> DATA
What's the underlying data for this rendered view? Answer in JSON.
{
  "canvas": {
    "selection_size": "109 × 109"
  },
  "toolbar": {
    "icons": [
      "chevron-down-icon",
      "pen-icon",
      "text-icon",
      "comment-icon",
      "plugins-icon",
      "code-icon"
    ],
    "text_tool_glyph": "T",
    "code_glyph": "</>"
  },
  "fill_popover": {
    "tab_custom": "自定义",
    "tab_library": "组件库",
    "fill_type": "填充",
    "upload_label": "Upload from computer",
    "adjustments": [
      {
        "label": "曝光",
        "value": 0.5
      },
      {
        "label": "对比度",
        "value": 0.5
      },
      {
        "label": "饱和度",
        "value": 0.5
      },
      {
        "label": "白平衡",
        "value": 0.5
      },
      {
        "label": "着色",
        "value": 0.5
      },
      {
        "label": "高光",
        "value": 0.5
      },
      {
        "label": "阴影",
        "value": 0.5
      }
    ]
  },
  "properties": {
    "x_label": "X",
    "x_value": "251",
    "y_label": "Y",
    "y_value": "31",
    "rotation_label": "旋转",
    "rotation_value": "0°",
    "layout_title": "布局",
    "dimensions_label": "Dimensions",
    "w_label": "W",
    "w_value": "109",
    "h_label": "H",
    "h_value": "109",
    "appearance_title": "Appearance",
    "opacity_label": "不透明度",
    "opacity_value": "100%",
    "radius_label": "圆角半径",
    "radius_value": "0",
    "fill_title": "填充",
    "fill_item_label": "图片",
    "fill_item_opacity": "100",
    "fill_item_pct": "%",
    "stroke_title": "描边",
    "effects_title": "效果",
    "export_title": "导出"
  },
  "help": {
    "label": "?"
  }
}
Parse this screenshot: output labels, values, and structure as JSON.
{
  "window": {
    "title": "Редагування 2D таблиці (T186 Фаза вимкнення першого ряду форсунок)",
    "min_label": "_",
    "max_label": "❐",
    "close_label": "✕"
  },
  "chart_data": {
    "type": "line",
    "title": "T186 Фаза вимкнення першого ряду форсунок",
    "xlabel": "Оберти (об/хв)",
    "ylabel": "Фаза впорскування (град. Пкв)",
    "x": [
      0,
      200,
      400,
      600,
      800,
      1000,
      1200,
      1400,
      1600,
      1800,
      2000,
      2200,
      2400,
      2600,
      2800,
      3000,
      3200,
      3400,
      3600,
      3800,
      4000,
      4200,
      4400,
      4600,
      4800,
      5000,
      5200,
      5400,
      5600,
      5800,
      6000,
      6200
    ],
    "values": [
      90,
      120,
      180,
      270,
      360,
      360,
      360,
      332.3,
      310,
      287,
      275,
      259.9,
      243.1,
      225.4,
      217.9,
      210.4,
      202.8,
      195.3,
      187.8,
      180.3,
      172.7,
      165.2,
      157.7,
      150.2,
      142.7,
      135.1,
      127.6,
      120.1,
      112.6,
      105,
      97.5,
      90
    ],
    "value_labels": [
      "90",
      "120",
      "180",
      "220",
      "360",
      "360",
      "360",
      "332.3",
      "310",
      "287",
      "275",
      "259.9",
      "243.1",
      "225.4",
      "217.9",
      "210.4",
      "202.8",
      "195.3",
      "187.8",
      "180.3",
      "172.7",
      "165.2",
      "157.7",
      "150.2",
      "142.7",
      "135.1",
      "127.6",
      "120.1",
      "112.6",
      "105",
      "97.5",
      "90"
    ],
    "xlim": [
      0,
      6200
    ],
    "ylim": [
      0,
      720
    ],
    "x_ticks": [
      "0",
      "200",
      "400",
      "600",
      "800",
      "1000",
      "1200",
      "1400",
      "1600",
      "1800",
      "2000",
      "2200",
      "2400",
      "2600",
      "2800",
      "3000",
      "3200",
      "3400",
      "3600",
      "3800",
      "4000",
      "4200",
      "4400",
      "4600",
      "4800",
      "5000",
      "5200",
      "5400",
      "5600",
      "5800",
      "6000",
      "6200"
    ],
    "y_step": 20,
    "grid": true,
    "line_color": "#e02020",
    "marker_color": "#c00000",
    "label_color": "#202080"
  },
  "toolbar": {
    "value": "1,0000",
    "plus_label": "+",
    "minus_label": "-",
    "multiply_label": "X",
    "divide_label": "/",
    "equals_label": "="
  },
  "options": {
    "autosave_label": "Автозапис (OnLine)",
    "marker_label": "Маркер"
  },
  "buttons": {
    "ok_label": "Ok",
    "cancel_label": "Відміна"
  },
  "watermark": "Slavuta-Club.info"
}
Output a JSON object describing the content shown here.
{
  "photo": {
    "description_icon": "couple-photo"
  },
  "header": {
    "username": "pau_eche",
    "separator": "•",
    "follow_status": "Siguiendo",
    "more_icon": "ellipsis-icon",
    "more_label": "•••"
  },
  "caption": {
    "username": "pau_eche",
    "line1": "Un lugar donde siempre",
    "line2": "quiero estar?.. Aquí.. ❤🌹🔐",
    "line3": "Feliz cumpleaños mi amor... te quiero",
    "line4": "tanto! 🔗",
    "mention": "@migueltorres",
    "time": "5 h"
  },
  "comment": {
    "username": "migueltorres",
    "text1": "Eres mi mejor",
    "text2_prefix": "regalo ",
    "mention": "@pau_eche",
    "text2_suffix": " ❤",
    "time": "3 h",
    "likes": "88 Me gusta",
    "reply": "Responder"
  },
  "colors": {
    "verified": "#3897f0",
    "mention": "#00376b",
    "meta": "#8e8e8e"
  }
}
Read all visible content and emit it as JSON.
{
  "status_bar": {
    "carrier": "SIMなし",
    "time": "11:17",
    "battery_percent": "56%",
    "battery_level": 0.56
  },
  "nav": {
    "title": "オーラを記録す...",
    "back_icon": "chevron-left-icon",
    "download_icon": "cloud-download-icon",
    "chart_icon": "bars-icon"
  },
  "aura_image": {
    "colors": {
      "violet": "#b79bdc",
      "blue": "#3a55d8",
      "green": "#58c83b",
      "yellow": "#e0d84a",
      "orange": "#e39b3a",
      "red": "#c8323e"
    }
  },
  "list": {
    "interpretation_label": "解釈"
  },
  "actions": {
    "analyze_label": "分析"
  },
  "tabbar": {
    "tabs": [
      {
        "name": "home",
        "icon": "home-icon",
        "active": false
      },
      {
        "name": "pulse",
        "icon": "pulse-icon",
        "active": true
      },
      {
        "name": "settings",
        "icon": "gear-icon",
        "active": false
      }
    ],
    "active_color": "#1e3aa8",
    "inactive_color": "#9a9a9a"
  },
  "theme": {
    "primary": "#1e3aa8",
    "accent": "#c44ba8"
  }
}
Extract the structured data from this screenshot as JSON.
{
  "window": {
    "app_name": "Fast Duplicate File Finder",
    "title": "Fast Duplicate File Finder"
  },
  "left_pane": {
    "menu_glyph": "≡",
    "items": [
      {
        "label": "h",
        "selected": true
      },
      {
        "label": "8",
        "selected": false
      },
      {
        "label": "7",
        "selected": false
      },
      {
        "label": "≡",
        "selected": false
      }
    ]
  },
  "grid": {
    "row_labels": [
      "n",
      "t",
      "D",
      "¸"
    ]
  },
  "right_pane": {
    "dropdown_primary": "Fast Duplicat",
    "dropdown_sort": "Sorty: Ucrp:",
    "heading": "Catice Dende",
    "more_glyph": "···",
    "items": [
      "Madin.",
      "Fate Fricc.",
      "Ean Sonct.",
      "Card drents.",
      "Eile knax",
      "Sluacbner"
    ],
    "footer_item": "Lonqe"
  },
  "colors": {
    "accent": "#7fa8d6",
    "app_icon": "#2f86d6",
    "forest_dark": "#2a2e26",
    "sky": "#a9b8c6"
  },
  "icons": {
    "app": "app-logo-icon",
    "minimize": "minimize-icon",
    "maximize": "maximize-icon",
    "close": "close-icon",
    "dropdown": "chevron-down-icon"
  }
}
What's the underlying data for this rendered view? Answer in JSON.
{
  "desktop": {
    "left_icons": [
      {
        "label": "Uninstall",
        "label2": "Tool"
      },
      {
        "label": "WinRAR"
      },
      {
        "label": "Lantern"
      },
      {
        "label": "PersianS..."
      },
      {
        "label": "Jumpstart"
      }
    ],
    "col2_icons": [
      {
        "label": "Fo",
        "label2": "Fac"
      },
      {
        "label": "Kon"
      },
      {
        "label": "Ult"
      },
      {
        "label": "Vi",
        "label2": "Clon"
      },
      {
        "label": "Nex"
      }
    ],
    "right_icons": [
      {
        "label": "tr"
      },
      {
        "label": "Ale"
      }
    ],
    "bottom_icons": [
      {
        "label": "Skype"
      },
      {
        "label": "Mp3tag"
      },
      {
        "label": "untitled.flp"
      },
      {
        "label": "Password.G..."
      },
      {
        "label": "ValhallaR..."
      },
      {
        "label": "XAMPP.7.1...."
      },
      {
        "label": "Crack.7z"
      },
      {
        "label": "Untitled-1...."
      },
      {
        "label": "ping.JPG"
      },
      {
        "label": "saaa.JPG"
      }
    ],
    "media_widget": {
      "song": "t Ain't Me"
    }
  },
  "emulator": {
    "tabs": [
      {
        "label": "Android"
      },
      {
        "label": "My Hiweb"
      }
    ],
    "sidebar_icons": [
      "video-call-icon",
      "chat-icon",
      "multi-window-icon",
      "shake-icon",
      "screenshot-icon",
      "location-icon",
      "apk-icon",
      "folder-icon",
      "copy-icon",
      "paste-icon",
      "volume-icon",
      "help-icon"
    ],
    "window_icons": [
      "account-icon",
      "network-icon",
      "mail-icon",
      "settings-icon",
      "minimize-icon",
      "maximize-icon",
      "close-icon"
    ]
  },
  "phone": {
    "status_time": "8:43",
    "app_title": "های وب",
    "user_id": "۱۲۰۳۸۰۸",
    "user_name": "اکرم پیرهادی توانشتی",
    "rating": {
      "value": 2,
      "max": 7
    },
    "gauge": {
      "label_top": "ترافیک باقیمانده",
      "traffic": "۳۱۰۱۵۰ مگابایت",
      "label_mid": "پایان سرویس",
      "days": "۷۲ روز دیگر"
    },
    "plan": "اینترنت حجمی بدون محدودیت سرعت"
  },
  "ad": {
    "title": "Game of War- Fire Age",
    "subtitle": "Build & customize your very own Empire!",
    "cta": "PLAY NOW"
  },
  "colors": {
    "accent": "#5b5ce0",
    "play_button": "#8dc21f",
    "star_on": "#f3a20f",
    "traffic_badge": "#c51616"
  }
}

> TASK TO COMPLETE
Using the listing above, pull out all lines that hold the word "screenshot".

> SOLUTION TO THE EXERCISE
Parse this screenshot: output labels, values, and structure as JSON.
Extract the structured data from this screenshot as JSON.
      "screenshot-icon",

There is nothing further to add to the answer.